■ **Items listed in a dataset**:

━━━━━━

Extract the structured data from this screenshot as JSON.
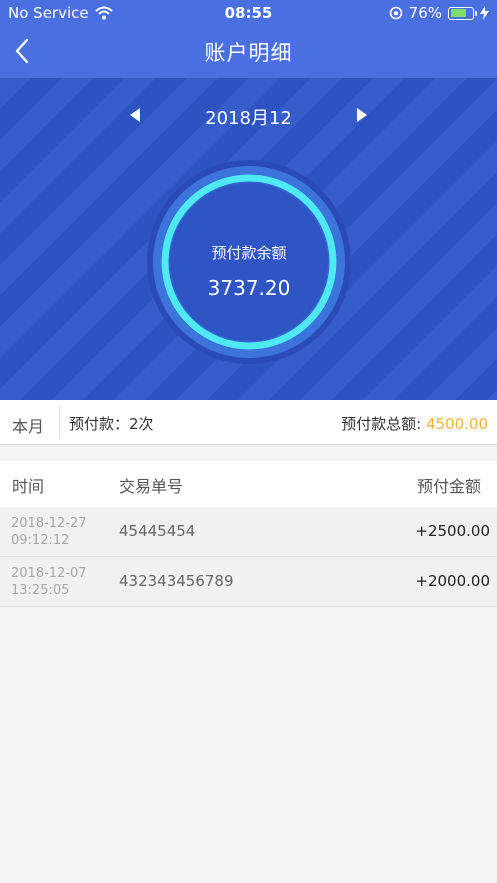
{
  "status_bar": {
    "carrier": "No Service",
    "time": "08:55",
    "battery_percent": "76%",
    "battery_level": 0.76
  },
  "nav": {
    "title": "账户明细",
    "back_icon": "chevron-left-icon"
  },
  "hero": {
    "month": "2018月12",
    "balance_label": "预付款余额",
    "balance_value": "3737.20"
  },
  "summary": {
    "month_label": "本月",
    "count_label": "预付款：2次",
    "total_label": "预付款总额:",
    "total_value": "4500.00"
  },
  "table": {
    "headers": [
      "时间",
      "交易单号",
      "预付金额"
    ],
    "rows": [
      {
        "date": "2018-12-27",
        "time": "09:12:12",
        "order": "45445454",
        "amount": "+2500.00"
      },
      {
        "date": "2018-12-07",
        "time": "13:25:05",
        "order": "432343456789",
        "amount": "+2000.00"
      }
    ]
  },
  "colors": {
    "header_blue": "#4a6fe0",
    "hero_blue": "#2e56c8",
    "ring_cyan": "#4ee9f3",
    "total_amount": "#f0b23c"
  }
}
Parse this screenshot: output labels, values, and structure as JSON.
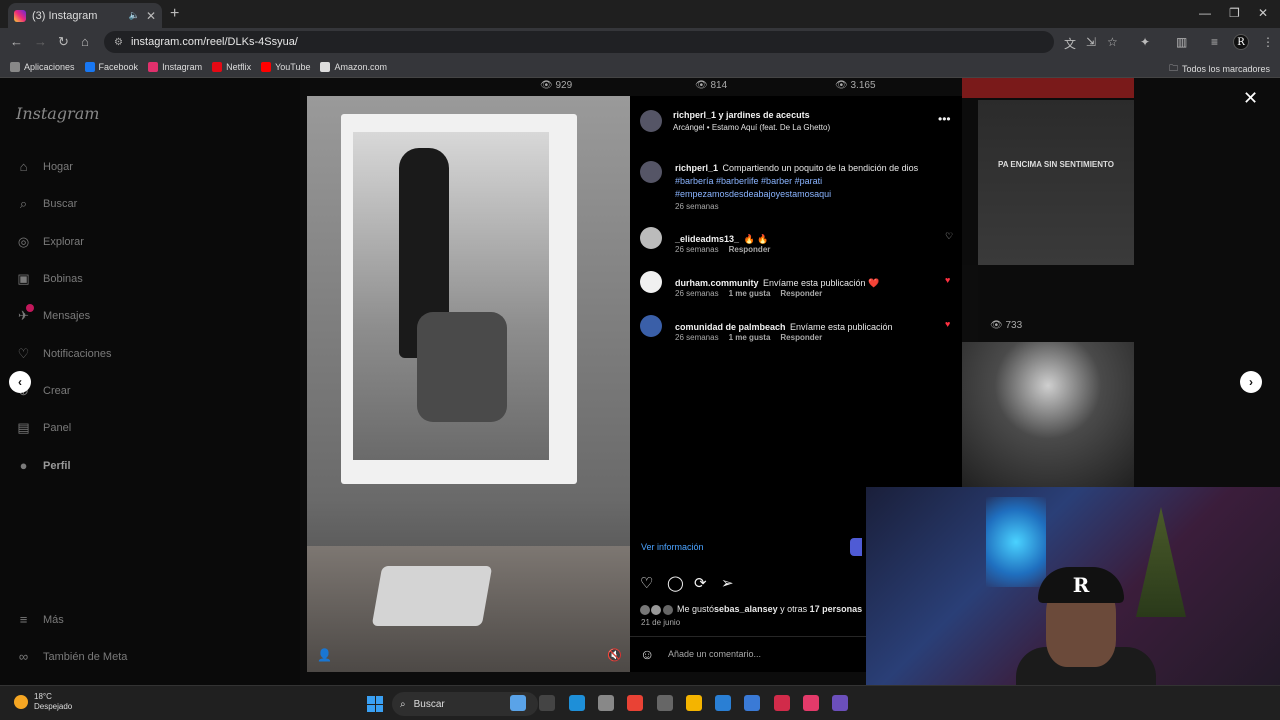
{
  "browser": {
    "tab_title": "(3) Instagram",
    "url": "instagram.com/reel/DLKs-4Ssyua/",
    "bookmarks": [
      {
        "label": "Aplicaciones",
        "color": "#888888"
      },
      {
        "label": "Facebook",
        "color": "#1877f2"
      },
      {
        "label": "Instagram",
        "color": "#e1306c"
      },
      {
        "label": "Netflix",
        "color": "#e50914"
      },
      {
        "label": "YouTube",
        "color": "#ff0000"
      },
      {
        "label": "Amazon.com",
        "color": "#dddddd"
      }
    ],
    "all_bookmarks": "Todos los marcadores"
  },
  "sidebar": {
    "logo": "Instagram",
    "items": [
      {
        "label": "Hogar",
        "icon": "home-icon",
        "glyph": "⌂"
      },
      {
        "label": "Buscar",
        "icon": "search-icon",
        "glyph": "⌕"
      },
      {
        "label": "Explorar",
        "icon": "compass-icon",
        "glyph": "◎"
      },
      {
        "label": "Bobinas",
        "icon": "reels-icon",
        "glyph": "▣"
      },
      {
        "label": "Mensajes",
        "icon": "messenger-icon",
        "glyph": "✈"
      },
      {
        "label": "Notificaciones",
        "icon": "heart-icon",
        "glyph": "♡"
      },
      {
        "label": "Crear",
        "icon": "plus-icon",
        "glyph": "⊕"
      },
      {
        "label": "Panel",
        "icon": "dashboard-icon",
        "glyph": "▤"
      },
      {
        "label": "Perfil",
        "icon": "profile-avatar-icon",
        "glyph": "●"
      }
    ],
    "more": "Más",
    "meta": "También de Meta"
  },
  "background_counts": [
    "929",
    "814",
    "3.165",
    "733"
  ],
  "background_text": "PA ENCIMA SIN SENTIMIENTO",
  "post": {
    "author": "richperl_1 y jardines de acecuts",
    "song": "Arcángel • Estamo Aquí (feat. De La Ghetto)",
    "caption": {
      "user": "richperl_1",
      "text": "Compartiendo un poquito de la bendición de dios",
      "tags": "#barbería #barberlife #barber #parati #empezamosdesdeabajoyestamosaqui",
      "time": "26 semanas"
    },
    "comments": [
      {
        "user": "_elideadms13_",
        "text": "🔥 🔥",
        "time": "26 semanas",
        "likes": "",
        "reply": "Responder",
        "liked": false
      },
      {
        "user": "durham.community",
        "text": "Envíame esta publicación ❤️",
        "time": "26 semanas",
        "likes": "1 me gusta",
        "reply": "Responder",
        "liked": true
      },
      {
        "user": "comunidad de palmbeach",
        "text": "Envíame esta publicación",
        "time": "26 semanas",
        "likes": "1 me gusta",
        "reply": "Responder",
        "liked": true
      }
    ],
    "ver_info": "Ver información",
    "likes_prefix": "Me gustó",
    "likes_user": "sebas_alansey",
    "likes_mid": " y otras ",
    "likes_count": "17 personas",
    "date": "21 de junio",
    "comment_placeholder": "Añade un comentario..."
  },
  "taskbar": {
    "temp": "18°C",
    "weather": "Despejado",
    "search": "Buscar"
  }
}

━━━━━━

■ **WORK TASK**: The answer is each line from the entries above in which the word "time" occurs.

■ **FINISHED TASK**:
    "time": "08:55",
        "time": "09:12:12",
        "time": "13:25:05",
      "time": "26 semanas"
        "time": "26 semanas",
        "time": "26 semanas",
        "time": "26 semanas",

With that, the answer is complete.